(What you have to do):
Return each entry below without any alteration.

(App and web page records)
========
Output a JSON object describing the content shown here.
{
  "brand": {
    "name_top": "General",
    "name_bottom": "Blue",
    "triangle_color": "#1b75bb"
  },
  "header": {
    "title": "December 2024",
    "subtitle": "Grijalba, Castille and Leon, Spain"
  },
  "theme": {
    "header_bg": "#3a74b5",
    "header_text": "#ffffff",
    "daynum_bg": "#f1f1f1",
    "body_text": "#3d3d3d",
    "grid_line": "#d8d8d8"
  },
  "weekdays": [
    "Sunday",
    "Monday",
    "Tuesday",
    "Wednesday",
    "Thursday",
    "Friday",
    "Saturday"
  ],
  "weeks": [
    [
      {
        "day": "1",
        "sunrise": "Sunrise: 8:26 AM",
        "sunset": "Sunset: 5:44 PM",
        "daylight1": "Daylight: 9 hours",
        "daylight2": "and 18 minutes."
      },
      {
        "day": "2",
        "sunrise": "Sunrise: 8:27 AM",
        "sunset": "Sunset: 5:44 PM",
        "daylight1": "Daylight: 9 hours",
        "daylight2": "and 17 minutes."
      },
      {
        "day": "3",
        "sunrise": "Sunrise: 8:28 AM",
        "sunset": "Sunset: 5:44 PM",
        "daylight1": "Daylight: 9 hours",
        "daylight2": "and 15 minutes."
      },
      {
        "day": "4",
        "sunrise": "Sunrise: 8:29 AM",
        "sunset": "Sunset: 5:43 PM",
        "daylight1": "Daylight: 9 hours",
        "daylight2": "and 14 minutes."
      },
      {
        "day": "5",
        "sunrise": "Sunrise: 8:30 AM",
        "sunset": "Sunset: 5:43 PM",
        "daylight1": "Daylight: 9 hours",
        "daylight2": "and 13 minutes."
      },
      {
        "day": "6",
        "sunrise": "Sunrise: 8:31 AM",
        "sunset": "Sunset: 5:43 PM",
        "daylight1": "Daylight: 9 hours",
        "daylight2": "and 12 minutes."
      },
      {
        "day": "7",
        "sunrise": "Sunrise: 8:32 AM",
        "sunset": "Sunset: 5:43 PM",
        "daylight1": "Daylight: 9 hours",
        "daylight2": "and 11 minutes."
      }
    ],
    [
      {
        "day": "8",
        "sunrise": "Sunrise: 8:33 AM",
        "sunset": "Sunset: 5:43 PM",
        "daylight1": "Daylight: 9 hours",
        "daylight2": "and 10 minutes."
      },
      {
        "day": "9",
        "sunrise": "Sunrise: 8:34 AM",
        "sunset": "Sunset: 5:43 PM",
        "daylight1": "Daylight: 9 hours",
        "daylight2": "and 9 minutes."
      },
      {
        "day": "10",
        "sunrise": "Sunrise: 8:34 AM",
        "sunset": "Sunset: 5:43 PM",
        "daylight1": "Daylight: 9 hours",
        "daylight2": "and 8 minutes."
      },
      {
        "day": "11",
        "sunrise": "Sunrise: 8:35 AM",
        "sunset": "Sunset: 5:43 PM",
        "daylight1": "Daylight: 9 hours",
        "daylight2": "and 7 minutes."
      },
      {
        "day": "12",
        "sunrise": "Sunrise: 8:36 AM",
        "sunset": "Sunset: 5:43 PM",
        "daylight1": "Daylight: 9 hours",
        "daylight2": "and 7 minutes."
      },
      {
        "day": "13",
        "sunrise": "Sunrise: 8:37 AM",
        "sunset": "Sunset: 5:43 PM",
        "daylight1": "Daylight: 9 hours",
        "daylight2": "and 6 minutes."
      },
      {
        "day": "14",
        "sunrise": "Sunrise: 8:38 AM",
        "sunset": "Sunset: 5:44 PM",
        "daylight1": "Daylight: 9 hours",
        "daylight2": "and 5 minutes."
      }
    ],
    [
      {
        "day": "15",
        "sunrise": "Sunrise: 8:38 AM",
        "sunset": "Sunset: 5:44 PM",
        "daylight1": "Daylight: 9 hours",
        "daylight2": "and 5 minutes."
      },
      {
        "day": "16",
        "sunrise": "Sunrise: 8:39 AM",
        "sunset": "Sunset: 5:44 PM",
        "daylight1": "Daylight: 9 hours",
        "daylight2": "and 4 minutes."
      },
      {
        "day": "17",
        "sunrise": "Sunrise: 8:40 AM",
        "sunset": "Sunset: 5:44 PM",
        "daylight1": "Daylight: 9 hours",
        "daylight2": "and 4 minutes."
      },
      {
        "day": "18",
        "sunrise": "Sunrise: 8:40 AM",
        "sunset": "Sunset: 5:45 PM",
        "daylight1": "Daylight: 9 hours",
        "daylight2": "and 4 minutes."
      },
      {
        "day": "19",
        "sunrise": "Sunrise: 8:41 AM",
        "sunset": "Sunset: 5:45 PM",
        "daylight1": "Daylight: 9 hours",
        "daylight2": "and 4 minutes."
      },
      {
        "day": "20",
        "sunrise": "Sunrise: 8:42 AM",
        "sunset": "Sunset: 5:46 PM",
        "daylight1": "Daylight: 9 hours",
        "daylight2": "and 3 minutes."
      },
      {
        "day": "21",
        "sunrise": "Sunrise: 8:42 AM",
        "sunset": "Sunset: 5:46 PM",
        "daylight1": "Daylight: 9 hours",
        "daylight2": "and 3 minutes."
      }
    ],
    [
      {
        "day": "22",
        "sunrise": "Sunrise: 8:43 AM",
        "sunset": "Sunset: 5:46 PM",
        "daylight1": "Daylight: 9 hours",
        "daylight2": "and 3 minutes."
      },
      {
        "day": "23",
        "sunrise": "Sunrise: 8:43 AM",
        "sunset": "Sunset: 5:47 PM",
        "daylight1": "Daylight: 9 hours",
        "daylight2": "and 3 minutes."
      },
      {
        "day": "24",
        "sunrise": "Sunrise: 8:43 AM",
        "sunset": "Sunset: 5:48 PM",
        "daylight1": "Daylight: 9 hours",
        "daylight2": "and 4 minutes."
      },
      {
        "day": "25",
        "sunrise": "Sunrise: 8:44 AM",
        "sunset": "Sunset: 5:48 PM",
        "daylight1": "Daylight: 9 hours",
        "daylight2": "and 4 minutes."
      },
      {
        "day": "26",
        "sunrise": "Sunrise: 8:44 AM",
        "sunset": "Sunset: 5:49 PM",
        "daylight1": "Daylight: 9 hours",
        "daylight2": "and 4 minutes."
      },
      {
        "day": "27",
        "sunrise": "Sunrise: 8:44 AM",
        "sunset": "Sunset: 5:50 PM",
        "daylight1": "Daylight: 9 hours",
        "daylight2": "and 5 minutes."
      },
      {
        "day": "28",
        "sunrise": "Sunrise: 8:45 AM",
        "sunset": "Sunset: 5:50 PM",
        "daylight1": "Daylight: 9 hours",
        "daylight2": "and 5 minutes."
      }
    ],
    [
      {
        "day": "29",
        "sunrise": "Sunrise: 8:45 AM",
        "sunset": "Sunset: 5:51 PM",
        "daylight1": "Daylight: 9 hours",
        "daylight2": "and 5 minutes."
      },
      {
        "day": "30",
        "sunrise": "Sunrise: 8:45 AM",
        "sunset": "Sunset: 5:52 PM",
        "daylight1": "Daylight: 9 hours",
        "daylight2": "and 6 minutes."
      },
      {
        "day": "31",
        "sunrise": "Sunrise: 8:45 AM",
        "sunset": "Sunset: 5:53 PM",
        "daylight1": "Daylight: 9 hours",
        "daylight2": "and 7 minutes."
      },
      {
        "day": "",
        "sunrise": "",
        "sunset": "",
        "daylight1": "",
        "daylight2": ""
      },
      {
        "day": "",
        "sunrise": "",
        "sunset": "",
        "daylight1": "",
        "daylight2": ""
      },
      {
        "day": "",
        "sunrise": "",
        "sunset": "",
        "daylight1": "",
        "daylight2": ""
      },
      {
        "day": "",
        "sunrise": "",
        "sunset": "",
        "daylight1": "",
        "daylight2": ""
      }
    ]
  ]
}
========
(Your solution):
Output a JSON object describing the content shown here.
{
  "brand": {
    "name_top": "General",
    "name_bottom": "Blue",
    "triangle_color": "#1b75bb"
  },
  "header": {
    "title": "December 2024",
    "subtitle": "Grijalba, Castille and Leon, Spain"
  },
  "theme": {
    "header_bg": "#3a74b5",
    "header_text": "#ffffff",
    "daynum_bg": "#f1f1f1",
    "body_text": "#3d3d3d",
    "grid_line": "#d8d8d8"
  },
  "weekdays": [
    "Sunday",
    "Monday",
    "Tuesday",
    "Wednesday",
    "Thursday",
    "Friday",
    "Saturday"
  ],
  "weeks": [
    [
      {
        "day": "1",
        "sunrise": "Sunrise: 8:26 AM",
        "sunset": "Sunset: 5:44 PM",
        "daylight1": "Daylight: 9 hours",
        "daylight2": "and 18 minutes."
      },
      {
        "day": "2",
        "sunrise": "Sunrise: 8:27 AM",
        "sunset": "Sunset: 5:44 PM",
        "daylight1": "Daylight: 9 hours",
        "daylight2": "and 17 minutes."
      },
      {
        "day": "3",
        "sunrise": "Sunrise: 8:28 AM",
        "sunset": "Sunset: 5:44 PM",
        "daylight1": "Daylight: 9 hours",
        "daylight2": "and 15 minutes."
      },
      {
        "day": "4",
        "sunrise": "Sunrise: 8:29 AM",
        "sunset": "Sunset: 5:43 PM",
        "daylight1": "Daylight: 9 hours",
        "daylight2": "and 14 minutes."
      },
      {
        "day": "5",
        "sunrise": "Sunrise: 8:30 AM",
        "sunset": "Sunset: 5:43 PM",
        "daylight1": "Daylight: 9 hours",
        "daylight2": "and 13 minutes."
      },
      {
        "day": "6",
        "sunrise": "Sunrise: 8:31 AM",
        "sunset": "Sunset: 5:43 PM",
        "daylight1": "Daylight: 9 hours",
        "daylight2": "and 12 minutes."
      },
      {
        "day": "7",
        "sunrise": "Sunrise: 8:32 AM",
        "sunset": "Sunset: 5:43 PM",
        "daylight1": "Daylight: 9 hours",
        "daylight2": "and 11 minutes."
      }
    ],
    [
      {
        "day": "8",
        "sunrise": "Sunrise: 8:33 AM",
        "sunset": "Sunset: 5:43 PM",
        "daylight1": "Daylight: 9 hours",
        "daylight2": "and 10 minutes."
      },
      {
        "day": "9",
        "sunrise": "Sunrise: 8:34 AM",
        "sunset": "Sunset: 5:43 PM",
        "daylight1": "Daylight: 9 hours",
        "daylight2": "and 9 minutes."
      },
      {
        "day": "10",
        "sunrise": "Sunrise: 8:34 AM",
        "sunset": "Sunset: 5:43 PM",
        "daylight1": "Daylight: 9 hours",
        "daylight2": "and 8 minutes."
      },
      {
        "day": "11",
        "sunrise": "Sunrise: 8:35 AM",
        "sunset": "Sunset: 5:43 PM",
        "daylight1": "Daylight: 9 hours",
        "daylight2": "and 7 minutes."
      },
      {
        "day": "12",
        "sunrise": "Sunrise: 8:36 AM",
        "sunset": "Sunset: 5:43 PM",
        "daylight1": "Daylight: 9 hours",
        "daylight2": "and 7 minutes."
      },
      {
        "day": "13",
        "sunrise": "Sunrise: 8:37 AM",
        "sunset": "Sunset: 5:43 PM",
        "daylight1": "Daylight: 9 hours",
        "daylight2": "and 6 minutes."
      },
      {
        "day": "14",
        "sunrise": "Sunrise: 8:38 AM",
        "sunset": "Sunset: 5:44 PM",
        "daylight1": "Daylight: 9 hours",
        "daylight2": "and 5 minutes."
      }
    ],
    [
      {
        "day": "15",
        "sunrise": "Sunrise: 8:38 AM",
        "sunset": "Sunset: 5:44 PM",
        "daylight1": "Daylight: 9 hours",
        "daylight2": "and 5 minutes."
      },
      {
        "day": "16",
        "sunrise": "Sunrise: 8:39 AM",
        "sunset": "Sunset: 5:44 PM",
        "daylight1": "Daylight: 9 hours",
        "daylight2": "and 4 minutes."
      },
      {
        "day": "17",
        "sunrise": "Sunrise: 8:40 AM",
        "sunset": "Sunset: 5:44 PM",
        "daylight1": "Daylight: 9 hours",
        "daylight2": "and 4 minutes."
      },
      {
        "day": "18",
        "sunrise": "Sunrise: 8:40 AM",
        "sunset": "Sunset: 5:45 PM",
        "daylight1": "Daylight: 9 hours",
        "daylight2": "and 4 minutes."
      },
      {
        "day": "19",
        "sunrise": "Sunrise: 8:41 AM",
        "sunset": "Sunset: 5:45 PM",
        "daylight1": "Daylight: 9 hours",
        "daylight2": "and 4 minutes."
      },
      {
        "day": "20",
        "sunrise": "Sunrise: 8:42 AM",
        "sunset": "Sunset: 5:46 PM",
        "daylight1": "Daylight: 9 hours",
        "daylight2": "and 3 minutes."
      },
      {
        "day": "21",
        "sunrise": "Sunrise: 8:42 AM",
        "sunset": "Sunset: 5:46 PM",
        "daylight1": "Daylight: 9 hours",
        "daylight2": "and 3 minutes."
      }
    ],
    [
      {
        "day": "22",
        "sunrise": "Sunrise: 8:43 AM",
        "sunset": "Sunset: 5:46 PM",
        "daylight1": "Daylight: 9 hours",
        "daylight2": "and 3 minutes."
      },
      {
        "day": "23",
        "sunrise": "Sunrise: 8:43 AM",
        "sunset": "Sunset: 5:47 PM",
        "daylight1": "Daylight: 9 hours",
        "daylight2": "and 3 minutes."
      },
      {
        "day": "24",
        "sunrise": "Sunrise: 8:43 AM",
        "sunset": "Sunset: 5:48 PM",
        "daylight1": "Daylight: 9 hours",
        "daylight2": "and 4 minutes."
      },
      {
        "day": "25",
        "sunrise": "Sunrise: 8:44 AM",
        "sunset": "Sunset: 5:48 PM",
        "daylight1": "Daylight: 9 hours",
        "daylight2": "and 4 minutes."
      },
      {
        "day": "26",
        "sunrise": "Sunrise: 8:44 AM",
        "sunset": "Sunset: 5:49 PM",
        "daylight1": "Daylight: 9 hours",
        "daylight2": "and 4 minutes."
      },
      {
        "day": "27",
        "sunrise": "Sunrise: 8:44 AM",
        "sunset": "Sunset: 5:50 PM",
        "daylight1": "Daylight: 9 hours",
        "daylight2": "and 5 minutes."
      },
      {
        "day": "28",
        "sunrise": "Sunrise: 8:45 AM",
        "sunset": "Sunset: 5:50 PM",
        "daylight1": "Daylight: 9 hours",
        "daylight2": "and 5 minutes."
      }
    ],
    [
      {
        "day": "29",
        "sunrise": "Sunrise: 8:45 AM",
        "sunset": "Sunset: 5:51 PM",
        "daylight1": "Daylight: 9 hours",
        "daylight2": "and 5 minutes."
      },
      {
        "day": "30",
        "sunrise": "Sunrise: 8:45 AM",
        "sunset": "Sunset: 5:52 PM",
        "daylight1": "Daylight: 9 hours",
        "daylight2": "and 6 minutes."
      },
      {
        "day": "31",
        "sunrise": "Sunrise: 8:45 AM",
        "sunset": "Sunset: 5:53 PM",
        "daylight1": "Daylight: 9 hours",
        "daylight2": "and 7 minutes."
      },
      {
        "day": "",
        "sunrise": "",
        "sunset": "",
        "daylight1": "",
        "daylight2": ""
      },
      {
        "day": "",
        "sunrise": "",
        "sunset": "",
        "daylight1": "",
        "daylight2": ""
      },
      {
        "day": "",
        "sunrise": "",
        "sunset": "",
        "daylight1": "",
        "daylight2": ""
      },
      {
        "day": "",
        "sunrise": "",
        "sunset": "",
        "daylight1": "",
        "daylight2": ""
      }
    ]
  ]
}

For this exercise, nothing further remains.